[Element data from apps and pages]
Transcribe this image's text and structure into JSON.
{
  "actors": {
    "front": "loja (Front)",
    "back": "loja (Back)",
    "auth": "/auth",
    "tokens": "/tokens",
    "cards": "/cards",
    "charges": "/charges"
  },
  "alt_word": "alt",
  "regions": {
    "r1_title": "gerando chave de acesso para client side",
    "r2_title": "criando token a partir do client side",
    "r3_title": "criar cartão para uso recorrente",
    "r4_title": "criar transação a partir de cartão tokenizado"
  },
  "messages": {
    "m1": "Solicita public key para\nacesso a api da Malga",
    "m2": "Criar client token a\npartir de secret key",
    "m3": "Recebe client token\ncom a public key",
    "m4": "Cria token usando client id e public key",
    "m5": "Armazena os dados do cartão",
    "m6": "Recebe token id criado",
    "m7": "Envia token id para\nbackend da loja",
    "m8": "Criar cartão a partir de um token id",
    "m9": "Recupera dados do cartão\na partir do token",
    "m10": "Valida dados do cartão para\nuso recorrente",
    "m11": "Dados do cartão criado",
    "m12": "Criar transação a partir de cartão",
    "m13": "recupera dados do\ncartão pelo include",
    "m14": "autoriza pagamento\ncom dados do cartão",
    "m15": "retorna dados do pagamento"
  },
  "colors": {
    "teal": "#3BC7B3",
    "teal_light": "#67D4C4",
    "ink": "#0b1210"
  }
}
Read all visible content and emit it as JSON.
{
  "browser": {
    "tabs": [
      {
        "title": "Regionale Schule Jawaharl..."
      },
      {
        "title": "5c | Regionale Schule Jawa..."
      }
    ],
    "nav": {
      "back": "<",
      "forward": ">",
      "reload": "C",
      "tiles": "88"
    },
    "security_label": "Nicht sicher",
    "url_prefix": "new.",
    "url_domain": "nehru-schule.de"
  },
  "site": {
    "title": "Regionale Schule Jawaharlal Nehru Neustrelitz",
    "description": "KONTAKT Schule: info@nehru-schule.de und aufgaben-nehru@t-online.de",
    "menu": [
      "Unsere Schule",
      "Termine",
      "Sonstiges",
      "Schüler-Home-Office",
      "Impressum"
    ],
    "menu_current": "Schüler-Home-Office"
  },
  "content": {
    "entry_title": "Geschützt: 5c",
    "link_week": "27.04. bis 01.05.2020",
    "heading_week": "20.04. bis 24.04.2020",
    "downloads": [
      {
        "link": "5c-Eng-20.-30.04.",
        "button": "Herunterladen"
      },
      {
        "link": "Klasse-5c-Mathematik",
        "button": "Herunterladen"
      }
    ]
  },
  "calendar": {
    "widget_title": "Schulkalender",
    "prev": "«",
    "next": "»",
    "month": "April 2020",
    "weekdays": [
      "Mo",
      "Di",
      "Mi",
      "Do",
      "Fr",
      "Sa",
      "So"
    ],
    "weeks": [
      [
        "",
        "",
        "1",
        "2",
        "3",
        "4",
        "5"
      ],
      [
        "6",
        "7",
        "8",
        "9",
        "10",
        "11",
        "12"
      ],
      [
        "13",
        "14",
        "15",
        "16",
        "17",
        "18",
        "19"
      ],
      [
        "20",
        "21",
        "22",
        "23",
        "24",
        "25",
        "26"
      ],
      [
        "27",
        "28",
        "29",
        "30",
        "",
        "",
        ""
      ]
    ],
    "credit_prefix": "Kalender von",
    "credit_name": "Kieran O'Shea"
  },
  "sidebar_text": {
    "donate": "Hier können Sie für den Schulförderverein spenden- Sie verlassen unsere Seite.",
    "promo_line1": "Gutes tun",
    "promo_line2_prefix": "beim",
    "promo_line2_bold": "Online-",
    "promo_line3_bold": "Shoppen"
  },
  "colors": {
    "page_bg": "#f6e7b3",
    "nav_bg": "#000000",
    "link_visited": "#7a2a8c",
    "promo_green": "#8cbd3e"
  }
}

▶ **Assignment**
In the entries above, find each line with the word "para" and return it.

▶ **Response area**
    "r1_title": "gerando chave de acesso para client side",
    "r3_title": "criar cartão para uso recorrente",
    "m1": "Solicita public key para\nacesso a api da Malga",
    "m7": "Envia token id para\nbackend da loja",
    "m10": "Valida dados do cartão para\nuso recorrente",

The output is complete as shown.